    A systematic review of the research literature on fault-prediction models from 2000 through 2010 identified 36 studies that sufficiently defined their models and development context and methodology. The authors quantitatively analyzed 19 of these studies and the 206 models they presented. They identified several key features to help industry software developers build or optimize fault-prediction models suitable to their specific contexts. View full abstract»

    Full text access may be available. Click article title to sign in or learn about subscription options.
  • The Inhibited Analyst

    Page(s): 100 - 102
    Save to Project icon | Request Permissions | Click to expandQuick Abstract | PDF file iconPDF (386 KB)  

    Requirements analysts need to ask the right questions repeatedly. They need to be more inquisitive and know why people want things as well as what happens beforehand. This requires them to become less inhibited and keep asking questions until they and their stakeholders are satisfied with the answers. View full abstract»

    Full text access may be available. Click article title to sign in or learn about subscription options.
  • All Late Projects Are the Same

    Page(s): 104
    Multimedia
    Save to Project icon | Request Permissions | Click to expandQuick Abstract | PDF file iconPDF (353 KB)  

    Lateness is the most common form of software project failure. Its causes can seem complex when viewed from ground level, but surprising simple with a slightly more distanced perspective. Note: Philippe Kruchten's last name is misspelled in the article sidebar. We apologize for this error. View full abstract»

    Full text access may be available. Click article title to sign in or learn about subscription options.

Aims & Scope

IEEE Software's mission is to build the community of leading and future software practitioners. The magazine delivers reliable, useful, leading-edge software development information to keep engineers and managers abreast of rapid technology change

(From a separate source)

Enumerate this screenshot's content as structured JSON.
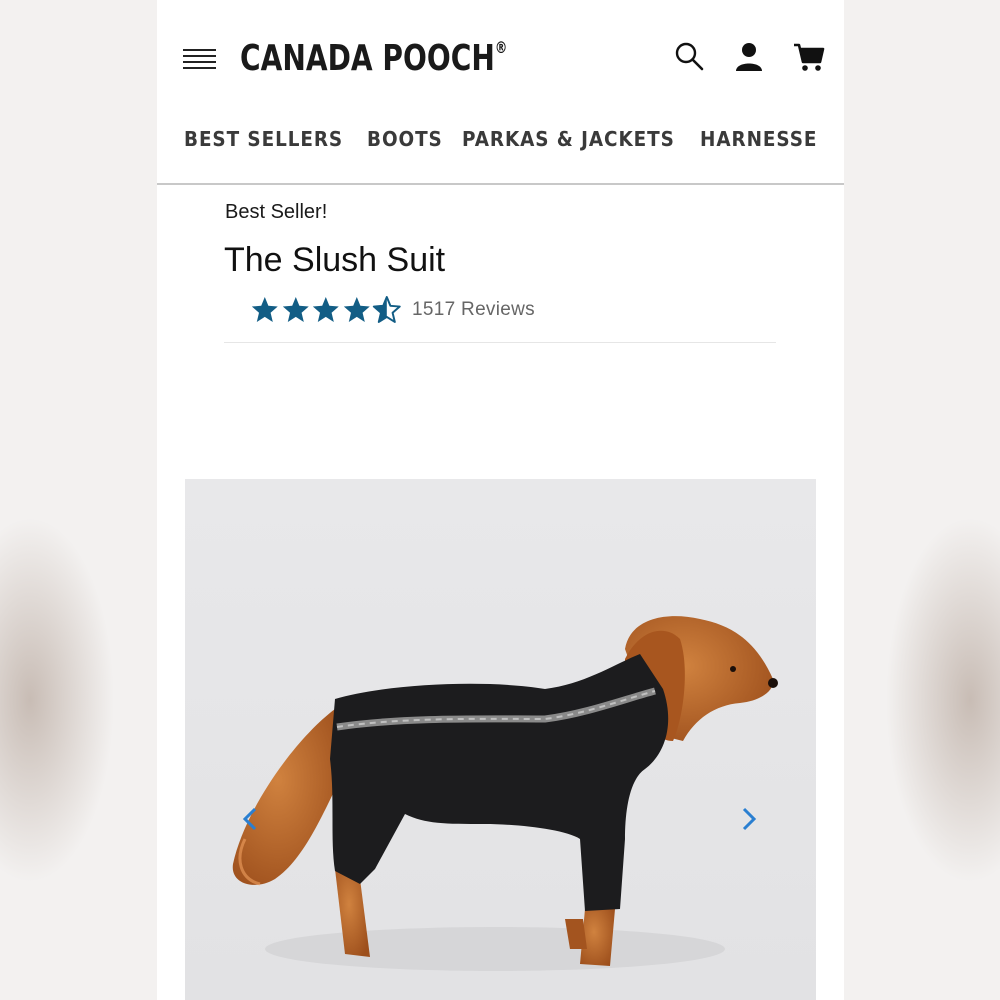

Full Aims & Scope

Meet Our Editors

Editor-in-Chief
Forrest Shull
Fraunhofer Center for Experimental Software Engineering